Looking for a respected authority on the top air-purifying houseplants? Will NASA do? In 1986, the National Aeronautics and Space Administration (NASA), in conjunction with the Associated Landscape Contractors of America, determined that several common houseplants effectively removed the toxins most frequently associated with "sick building syndrome." The study--which focused on the toxins benzene, formaldehyde and trichloroethylene--concluded that a total of 15 to 18 of any of their recommended plants would purify the interior of an 1,800-square-foot house.

Benzene Banishers

The Department of Health and Human Services considers benzene a serious cancer-causing agent. Linked specifically to leukemia, Hodgkin's disease and lymphoma, benzene turns up in many detergents, plastics and pesticides. The NASA study found only two flowering plants, the Gerbera daisy and the indoor pot Mum, to be effective benzene fighters. Both are considered short-lived house plants, however. Replace them every few months. Keep the daisies and mums out of direct sunlight. Water mums several times a week, but allow the daisies to dry out between watering sessions. "Warneckii" dracaena, a member of the dramatically-foliaged Dracaena family, can grow as high as the ceiling if left unpruned. It will tolerate low light and low humidity, but to bring out the variegation on its swordlike leaves, expose it to strong lighting. Keep the soil moist but not over-watered, and fertilize every two weeks. Peace lily, a short plant which rarely flowers, needs high humidity, direct sunlight (although not a southern exposure) and average temperatures. Bamboo palm--the classic house or office plant--requires little light or humidity. Feed monthly or bimonthly, and give it room to reach its ultimate height of eight or nine feet. English ivy, which should be kept away from children and pets, requires a support structure or plenty or room to trail from a hanging pot. Keep it only lightly watered, and give it in indirect sunlight or under fluorescents. Mother-in-law's tongue gets that whimsical name from its extremely narrow, pointed and upright foliage. Also known as snake plant, the medium-height botanical should be fed and raised in a similar manner to African violets. It thrives on bright indirect sunlight but dislikes overwatering.

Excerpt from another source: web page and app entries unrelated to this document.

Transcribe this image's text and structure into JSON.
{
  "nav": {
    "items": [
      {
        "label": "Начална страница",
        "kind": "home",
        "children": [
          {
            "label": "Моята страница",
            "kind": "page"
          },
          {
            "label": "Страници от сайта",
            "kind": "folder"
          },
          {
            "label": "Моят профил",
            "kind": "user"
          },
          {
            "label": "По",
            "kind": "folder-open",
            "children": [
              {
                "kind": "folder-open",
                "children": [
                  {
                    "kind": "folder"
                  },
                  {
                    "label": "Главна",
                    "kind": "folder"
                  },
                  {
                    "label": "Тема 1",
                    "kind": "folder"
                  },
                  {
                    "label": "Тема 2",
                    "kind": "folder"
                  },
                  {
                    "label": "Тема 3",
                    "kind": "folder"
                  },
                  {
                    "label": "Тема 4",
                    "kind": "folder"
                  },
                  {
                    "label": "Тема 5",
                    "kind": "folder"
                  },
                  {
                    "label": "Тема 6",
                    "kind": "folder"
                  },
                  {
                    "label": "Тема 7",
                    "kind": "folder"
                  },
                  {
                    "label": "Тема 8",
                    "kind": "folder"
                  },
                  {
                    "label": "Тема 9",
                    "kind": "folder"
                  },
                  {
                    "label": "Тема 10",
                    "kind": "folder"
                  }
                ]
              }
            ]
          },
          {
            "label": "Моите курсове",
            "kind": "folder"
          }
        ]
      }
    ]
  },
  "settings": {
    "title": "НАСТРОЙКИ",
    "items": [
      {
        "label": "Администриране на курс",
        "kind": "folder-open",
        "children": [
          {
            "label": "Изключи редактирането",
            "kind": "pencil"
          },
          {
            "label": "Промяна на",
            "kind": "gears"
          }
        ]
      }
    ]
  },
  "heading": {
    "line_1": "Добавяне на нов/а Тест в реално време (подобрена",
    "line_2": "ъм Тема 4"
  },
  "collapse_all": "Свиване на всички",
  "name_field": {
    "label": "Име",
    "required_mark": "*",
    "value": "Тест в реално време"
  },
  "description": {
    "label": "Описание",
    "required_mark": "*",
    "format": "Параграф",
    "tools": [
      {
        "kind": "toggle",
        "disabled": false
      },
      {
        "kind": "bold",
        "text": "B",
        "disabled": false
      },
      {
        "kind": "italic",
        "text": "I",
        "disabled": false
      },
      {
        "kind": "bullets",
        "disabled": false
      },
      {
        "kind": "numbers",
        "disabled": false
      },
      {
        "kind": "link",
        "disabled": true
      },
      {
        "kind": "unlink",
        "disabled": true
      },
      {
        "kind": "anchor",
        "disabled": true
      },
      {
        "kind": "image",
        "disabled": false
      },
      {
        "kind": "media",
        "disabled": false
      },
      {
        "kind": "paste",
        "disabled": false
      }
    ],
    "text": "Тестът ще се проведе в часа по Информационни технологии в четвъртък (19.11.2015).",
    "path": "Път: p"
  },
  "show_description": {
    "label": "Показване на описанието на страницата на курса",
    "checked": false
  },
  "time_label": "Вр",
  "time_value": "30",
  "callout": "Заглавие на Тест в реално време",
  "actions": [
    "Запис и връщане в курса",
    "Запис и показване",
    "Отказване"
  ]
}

Formaldehyde Fighters

The dangers of formaldehyde--a frequent ingredient in wood paneling, plywood and particleboard---range from minor skin and respiratory irritation to severe lung injury and death. Fortunately, the easily grown spider plant ranks as one of formaldehyde's top foes. Most frequently used as a hanging plant, spider plant prefers humidity and average temperatures, but survives a fair amount of abuse. Turn the plant from time to time so that all of its legs have room to unfurl. Another dangling botanical, pothos plant (also known as devil's ivy), grows either from a hanging basket or up a strong pole. Give it indirect sunlight and medium humidity. To grow "Janet Craig" or "Marginata" dracaena, follow the directions for "Warneckii" in the benzene section. Mother-in-law's tongue, another formaldehyde fighter, is also discussed in the benzene section.

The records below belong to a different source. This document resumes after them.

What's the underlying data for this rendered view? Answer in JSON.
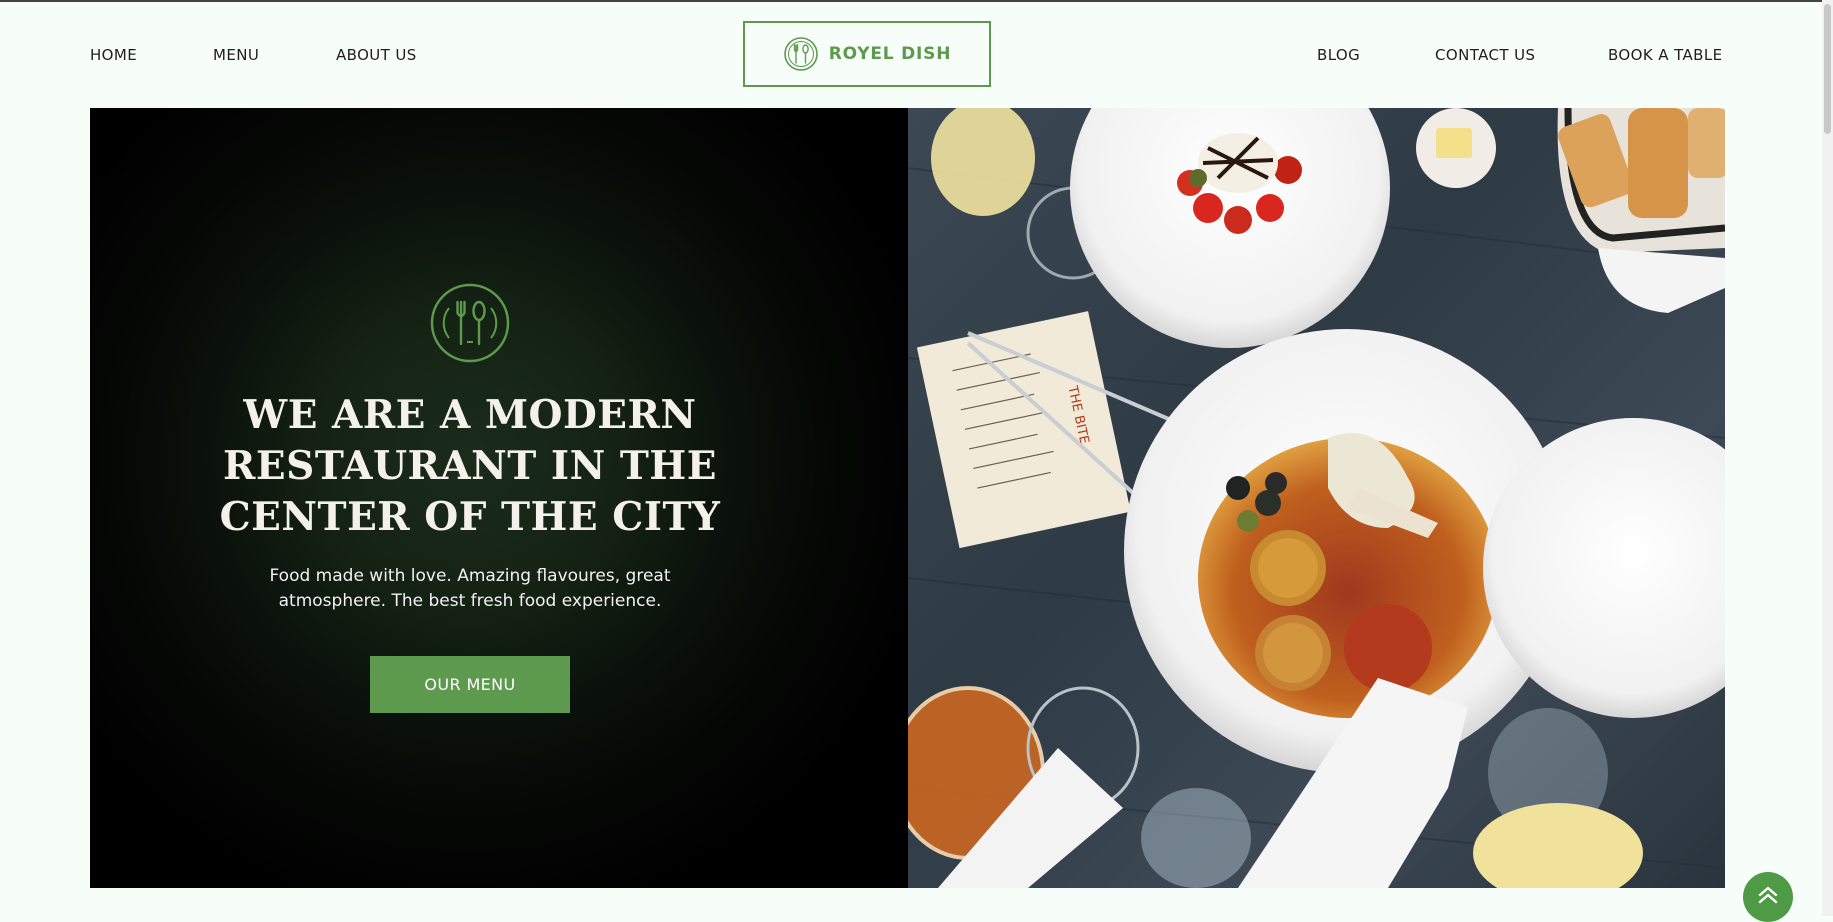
{
  "header": {
    "nav_left": [
      "HOME",
      "MENU",
      "ABOUT US"
    ],
    "nav_right": [
      "BLOG",
      "CONTACT US",
      "BOOK A TABLE"
    ],
    "logo_text": "ROYEL DISH",
    "logo_icon": "fork-spoon-icon"
  },
  "hero": {
    "emblem_icon": "fork-spoon-circle-icon",
    "title_lines": [
      "WE ARE A MODERN",
      "RESTAURANT IN THE",
      "CENTER OF THE CITY"
    ],
    "subtitle_lines": [
      "Food made with love. Amazing flavoures, great",
      "atmosphere. The best fresh food experience."
    ],
    "button_label": "OUR MENU",
    "image_subject": "top-down view of restaurant table with plated dishes"
  },
  "colors": {
    "accent": "#5e9a4e",
    "background": "#f7fdf9",
    "hero_dark": "#000000",
    "text_dark": "#1f1f1f"
  },
  "widgets": {
    "back_to_top_icon": "double-chevron-up-icon"
  }
}
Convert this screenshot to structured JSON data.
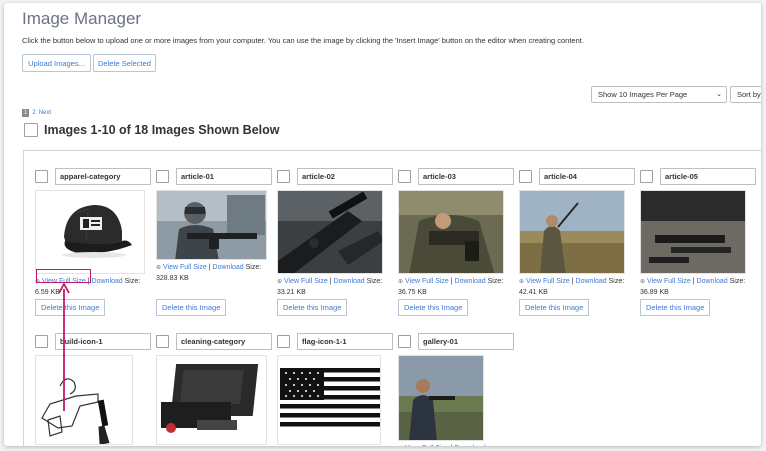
{
  "page": {
    "title": "Image Manager",
    "description": "Click the button below to upload one or more images from your computer. You can use the image by clicking the 'Insert Image' button on the editor when creating content."
  },
  "toolbar": {
    "upload_label": "Upload Images...",
    "delete_selected_label": "Delete Selected"
  },
  "controls": {
    "per_page_value": "Show 10 Images Per Page",
    "sort_value": "Sort by I"
  },
  "pagination": {
    "current": "1",
    "page2": "2",
    "next": "Next"
  },
  "section": {
    "heading": "Images 1-10 of 18 Images Shown Below"
  },
  "links": {
    "view_full": "View Full Size",
    "separator": " | ",
    "download": "Download",
    "size_label": "Size:",
    "delete": "Delete this Image"
  },
  "images": [
    {
      "name": "apparel-category",
      "size": "6.59 KB"
    },
    {
      "name": "article-01",
      "size": "328.83 KB"
    },
    {
      "name": "article-02",
      "size": "33.21 KB"
    },
    {
      "name": "article-03",
      "size": "36.75 KB"
    },
    {
      "name": "article-04",
      "size": "42.41 KB"
    },
    {
      "name": "article-05",
      "size": "36.89 KB"
    },
    {
      "name": "build-icon-1",
      "size": ""
    },
    {
      "name": "cleaning-category",
      "size": ""
    },
    {
      "name": "flag-icon-1-1",
      "size": ""
    },
    {
      "name": "gallery-01",
      "size": ""
    }
  ],
  "colors": {
    "link": "#3d7ad6",
    "highlight": "#c2186b"
  }
}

Trichloroethylene Tamers

According to the Colorado Department of Public Health and Environment, Trichloroethylene, or TCE, exists in several "removers" -- paint remover, rust remover, grease remover, spot remover and other heavy-duty cleaning liquids. The U.S. Environmental Protection Agency found that exposure to TCE can likely become a cancer risk. Other risks include damage to the immune and central nervous systems, and kidney and liver damage, and problems with fetal development. The group of plants NASA found to be best at purifying this toxin -- Gerbera daisy, "Marginata" and "Janet Craig" dracaena, peace lily and bamboo palm -- are discussed in the benzene and formaldehyde sections.

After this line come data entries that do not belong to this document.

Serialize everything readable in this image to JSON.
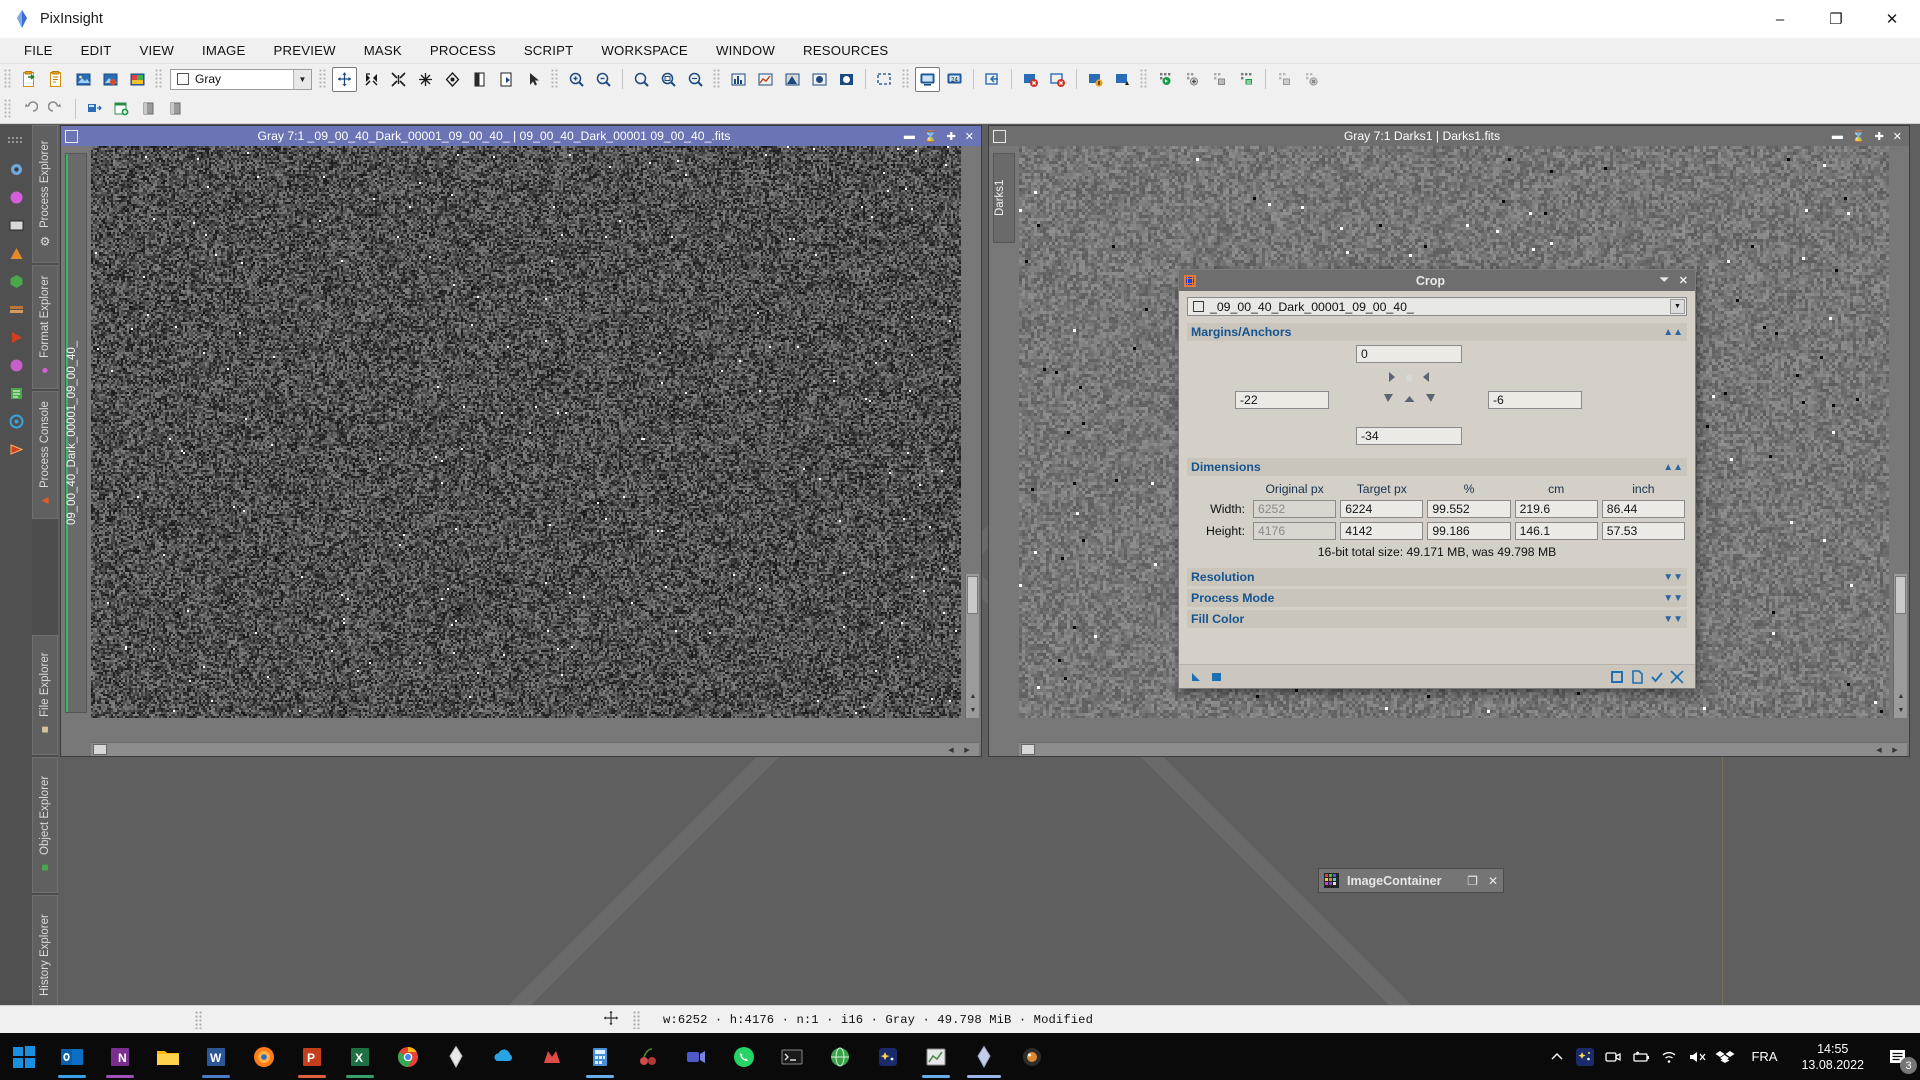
{
  "window": {
    "app_title": "PixInsight",
    "app_icon": "pixinsight-diamond-icon",
    "controls": {
      "minimize": "–",
      "maximize": "❐",
      "close": "✕"
    }
  },
  "menubar": {
    "items": [
      "FILE",
      "EDIT",
      "VIEW",
      "IMAGE",
      "PREVIEW",
      "MASK",
      "PROCESS",
      "SCRIPT",
      "WORKSPACE",
      "WINDOW",
      "RESOURCES"
    ]
  },
  "toolbar1": {
    "combo_value": "Gray",
    "icons": [
      "new-image-icon",
      "duplicate-image-icon",
      "open-image-icon",
      "save-image-icon",
      "save-as-image-icon",
      "pan-tool-icon",
      "expand-tool-icon",
      "collapse-tool-icon",
      "shrink-tool-icon",
      "dynamic-tool-icon",
      "readout-tool-icon",
      "preview-tool-icon",
      "arrow-tool-icon",
      "zoom-in-icon",
      "zoom-out-icon",
      "zoom-1-1-icon",
      "zoom-fit-icon",
      "zoom-optimal-icon",
      "histogram-icon",
      "statistics-icon",
      "screen-transfer-icon",
      "mask-icon",
      "mask-invert-icon",
      "monitor-icon",
      "monitor-24-icon",
      "window-import-icon",
      "window-close-icon",
      "window-close-all-icon",
      "window-undo-icon",
      "window-redo-icon",
      "process-run-icon",
      "process-add-icon",
      "process-save-icon",
      "process-edit-icon",
      "project-save-icon",
      "project-close-icon"
    ]
  },
  "toolbar2": {
    "icons": [
      "undo-icon",
      "redo-icon",
      "window-tile-icon",
      "window-new-icon",
      "preview-a-icon",
      "preview-b-icon"
    ]
  },
  "dock_left": {
    "icons": [
      "grip-icon",
      "gear-blue-icon",
      "magenta-circle-icon",
      "square-icon",
      "orange-triangle-icon",
      "cube-icon",
      "stack-icon",
      "play-red-icon",
      "magenta-dot-icon",
      "green-doc-icon",
      "target-icon",
      "red-arrow-icon"
    ],
    "tabs_top": [
      {
        "label": "Process Explorer",
        "icon": "gear-icon"
      },
      {
        "label": "Format Explorer",
        "icon": "magenta-circle-icon"
      },
      {
        "label": "Process Console",
        "icon": "red-play-icon"
      }
    ],
    "tabs_bottom": [
      {
        "label": "File Explorer",
        "icon": "drum-icon"
      },
      {
        "label": "Object Explorer",
        "icon": "green-cube-icon"
      },
      {
        "label": "History Explorer",
        "icon": "orange-flame-icon"
      }
    ]
  },
  "image_windows": [
    {
      "id": "left",
      "title": "Gray 7:1 _09_00_40_Dark_00001_09_00_40_ | 09_00_40_Dark_00001 09_00_40_.fits",
      "active": true,
      "vertical_tab": "09_00_40_Dark_00001_09_00_40_",
      "controls": [
        "minimize",
        "restore",
        "maximize",
        "close"
      ]
    },
    {
      "id": "right",
      "title": "Gray 7:1 Darks1 | Darks1.fits",
      "active": false,
      "vertical_tab": "Darks1",
      "controls": [
        "minimize",
        "restore",
        "maximize",
        "close"
      ]
    }
  ],
  "crop_dialog": {
    "title": "Crop",
    "icon": "crop-icon",
    "controls": {
      "collapse": "⏷",
      "close": "✕"
    },
    "view_selector": {
      "value": "_09_00_40_Dark_00001_09_00_40_",
      "icon": "view-icon"
    },
    "sections": {
      "margins": {
        "label": "Margins/Anchors",
        "top": "0",
        "left": "-22",
        "right": "-6",
        "bottom": "-34"
      },
      "dimensions": {
        "label": "Dimensions",
        "headers": [
          "",
          "Original px",
          "Target px",
          "%",
          "cm",
          "inch"
        ],
        "rows": [
          {
            "label": "Width:",
            "original": "6252",
            "target": "6224",
            "percent": "99.552",
            "cm": "219.6",
            "inch": "86.44"
          },
          {
            "label": "Height:",
            "original": "4176",
            "target": "4142",
            "percent": "99.186",
            "cm": "146.1",
            "inch": "57.53"
          }
        ],
        "total_size": "16-bit total size: 49.171 MB, was 49.798 MB"
      },
      "resolution": {
        "label": "Resolution"
      },
      "process_mode": {
        "label": "Process Mode"
      },
      "fill_color": {
        "label": "Fill Color"
      }
    },
    "buttons": [
      "apply-global-icon",
      "execute-icon",
      "new-instance-icon",
      "browse-documentation-icon",
      "reset-icon",
      "ok-icon",
      "cancel-icon"
    ],
    "colors": {
      "section_text": "#16538f",
      "titlebar": "#6e6e6e",
      "face": "#d4d0c8"
    }
  },
  "image_container": {
    "title": "ImageContainer",
    "icon": "image-container-icon",
    "controls": {
      "maximize": "❐",
      "close": "✕"
    }
  },
  "statusbar": {
    "cursor_icon": "crosshair-icon",
    "text": "w:6252 · h:4176 · n:1 · i16 · Gray · 49.798 MiB · Modified"
  },
  "taskbar": {
    "start_label": "start-icon",
    "apps": [
      {
        "name": "outlook-icon",
        "color": "#0a6fc2"
      },
      {
        "name": "onenote-icon",
        "color": "#7a2f8f"
      },
      {
        "name": "file-explorer-icon",
        "color": "#ffb900"
      },
      {
        "name": "word-icon",
        "color": "#2b5797"
      },
      {
        "name": "firefox-icon",
        "color": "#ff6611"
      },
      {
        "name": "powerpoint-icon",
        "color": "#c43e1c"
      },
      {
        "name": "excel-icon",
        "color": "#1e7145"
      },
      {
        "name": "chrome-icon",
        "color": "#4285f4"
      },
      {
        "name": "pixinsight-taskbar-icon",
        "color": "#dddddd"
      },
      {
        "name": "onedrive-icon",
        "color": "#29a3e3"
      },
      {
        "name": "app-red-icon",
        "color": "#e04a4a"
      },
      {
        "name": "calculator-icon",
        "color": "#4a8fd6"
      },
      {
        "name": "cherry-app-icon",
        "color": "#d24b4b"
      },
      {
        "name": "teams-icon",
        "color": "#5059c9"
      },
      {
        "name": "whatsapp-icon",
        "color": "#25d366"
      },
      {
        "name": "terminal-icon",
        "color": "#1a1a1a"
      },
      {
        "name": "globe-icon",
        "color": "#3aa34a"
      },
      {
        "name": "stellarium-icon",
        "color": "#1b2a6b"
      },
      {
        "name": "editor-icon",
        "color": "#4d8c4d"
      },
      {
        "name": "pixinsight-active-icon",
        "color": "#b9c6e8"
      },
      {
        "name": "siril-icon",
        "color": "#d07b2a"
      }
    ],
    "tray": {
      "chevron": "show-hidden-icons",
      "icons": [
        "stellarium-tray-icon",
        "camera-tray-icon",
        "battery-icon",
        "wifi-icon",
        "volume-mute-icon",
        "dropbox-icon"
      ],
      "language": "FRA",
      "time": "14:55",
      "date": "13.08.2022",
      "notification_count": "3"
    }
  }
}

Keywords: common houseplants, sick building syndrome, benzene toxin, formaldehyde dangers, trichloroethylene (TCE), air purifier

About this Author

Melissa Jordan-Reilly has been a writer for 20 years, both as a newspaper reporter and as an editor of nonprofit newsletters. Among the publications in which she has published are, "The Winsted Journal," "Taconic" and "Compass Magazine." A graduate of the University of Connecticut, Jordan-Reilly also pursues sustainable agriculture techniques and tends a market garden at her Northwestern Connecticut home.